Exercise requirements:
Every entry must come back exactly as it was given.

------------------------------------------------------------------------

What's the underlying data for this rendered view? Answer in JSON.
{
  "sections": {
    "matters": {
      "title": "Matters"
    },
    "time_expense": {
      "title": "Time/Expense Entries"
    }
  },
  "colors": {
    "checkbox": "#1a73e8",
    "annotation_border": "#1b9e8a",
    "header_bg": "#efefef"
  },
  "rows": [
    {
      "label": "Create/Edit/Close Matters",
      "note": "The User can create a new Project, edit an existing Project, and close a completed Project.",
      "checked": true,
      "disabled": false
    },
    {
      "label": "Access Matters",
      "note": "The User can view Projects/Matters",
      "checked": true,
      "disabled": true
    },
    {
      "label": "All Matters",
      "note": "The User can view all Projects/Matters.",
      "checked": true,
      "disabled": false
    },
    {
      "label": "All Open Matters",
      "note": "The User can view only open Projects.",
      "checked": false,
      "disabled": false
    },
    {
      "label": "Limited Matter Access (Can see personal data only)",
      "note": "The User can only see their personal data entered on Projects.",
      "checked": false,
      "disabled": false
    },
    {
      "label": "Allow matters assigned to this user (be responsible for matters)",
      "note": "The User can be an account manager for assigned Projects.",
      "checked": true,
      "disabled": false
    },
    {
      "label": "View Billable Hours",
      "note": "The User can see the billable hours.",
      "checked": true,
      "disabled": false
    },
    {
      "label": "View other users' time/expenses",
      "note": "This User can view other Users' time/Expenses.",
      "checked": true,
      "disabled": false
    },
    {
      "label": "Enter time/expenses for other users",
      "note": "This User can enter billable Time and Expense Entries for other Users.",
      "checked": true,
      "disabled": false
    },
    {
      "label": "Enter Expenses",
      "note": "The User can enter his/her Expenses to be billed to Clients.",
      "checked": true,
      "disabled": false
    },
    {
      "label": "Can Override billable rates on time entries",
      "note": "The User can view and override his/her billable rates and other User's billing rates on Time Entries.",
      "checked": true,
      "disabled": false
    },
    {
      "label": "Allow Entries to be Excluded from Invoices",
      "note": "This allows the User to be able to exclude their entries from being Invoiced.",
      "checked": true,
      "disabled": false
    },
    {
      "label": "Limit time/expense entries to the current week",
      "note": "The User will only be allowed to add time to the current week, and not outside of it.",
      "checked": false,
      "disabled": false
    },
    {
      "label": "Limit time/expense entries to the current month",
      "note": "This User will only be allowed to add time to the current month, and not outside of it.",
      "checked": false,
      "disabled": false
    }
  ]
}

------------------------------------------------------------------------

Response box:
What's the underlying data for this rendered view? Answer in JSON.
{
  "sections": {
    "matters": {
      "title": "Matters"
    },
    "time_expense": {
      "title": "Time/Expense Entries"
    }
  },
  "colors": {
    "checkbox": "#1a73e8",
    "annotation_border": "#1b9e8a",
    "header_bg": "#efefef"
  },
  "rows": [
    {
      "label": "Create/Edit/Close Matters",
      "note": "The User can create a new Project, edit an existing Project, and close a completed Project.",
      "checked": true,
      "disabled": false
    },
    {
      "label": "Access Matters",
      "note": "The User can view Projects/Matters",
      "checked": true,
      "disabled": true
    },
    {
      "label": "All Matters",
      "note": "The User can view all Projects/Matters.",
      "checked": true,
      "disabled": false
    },
    {
      "label": "All Open Matters",
      "note": "The User can view only open Projects.",
      "checked": false,
      "disabled": false
    },
    {
      "label": "Limited Matter Access (Can see personal data only)",
      "note": "The User can only see their personal data entered on Projects.",
      "checked": false,
      "disabled": false
    },
    {
      "label": "Allow matters assigned to this user (be responsible for matters)",
      "note": "The User can be an account manager for assigned Projects.",
      "checked": true,
      "disabled": false
    },
    {
      "label": "View Billable Hours",
      "note": "The User can see the billable hours.",
      "checked": true,
      "disabled": false
    },
    {
      "label": "View other users' time/expenses",
      "note": "This User can view other Users' time/Expenses.",
      "checked": true,
      "disabled": false
    },
    {
      "label": "Enter time/expenses for other users",
      "note": "This User can enter billable Time and Expense Entries for other Users.",
      "checked": true,
      "disabled": false
    },
    {
      "label": "Enter Expenses",
      "note": "The User can enter his/her Expenses to be billed to Clients.",
      "checked": true,
      "disabled": false
    },
    {
      "label": "Can Override billable rates on time entries",
      "note": "The User can view and override his/her billable rates and other User's billing rates on Time Entries.",
      "checked": true,
      "disabled": false
    },
    {
      "label": "Allow Entries to be Excluded from Invoices",
      "note": "This allows the User to be able to exclude their entries from being Invoiced.",
      "checked": true,
      "disabled": false
    },
    {
      "label": "Limit time/expense entries to the current week",
      "note": "The User will only be allowed to add time to the current week, and not outside of it.",
      "checked": false,
      "disabled": false
    },
    {
      "label": "Limit time/expense entries to the current month",
      "note": "This User will only be allowed to add time to the current month, and not outside of it.",
      "checked": false,
      "disabled": false
    }
  ]
}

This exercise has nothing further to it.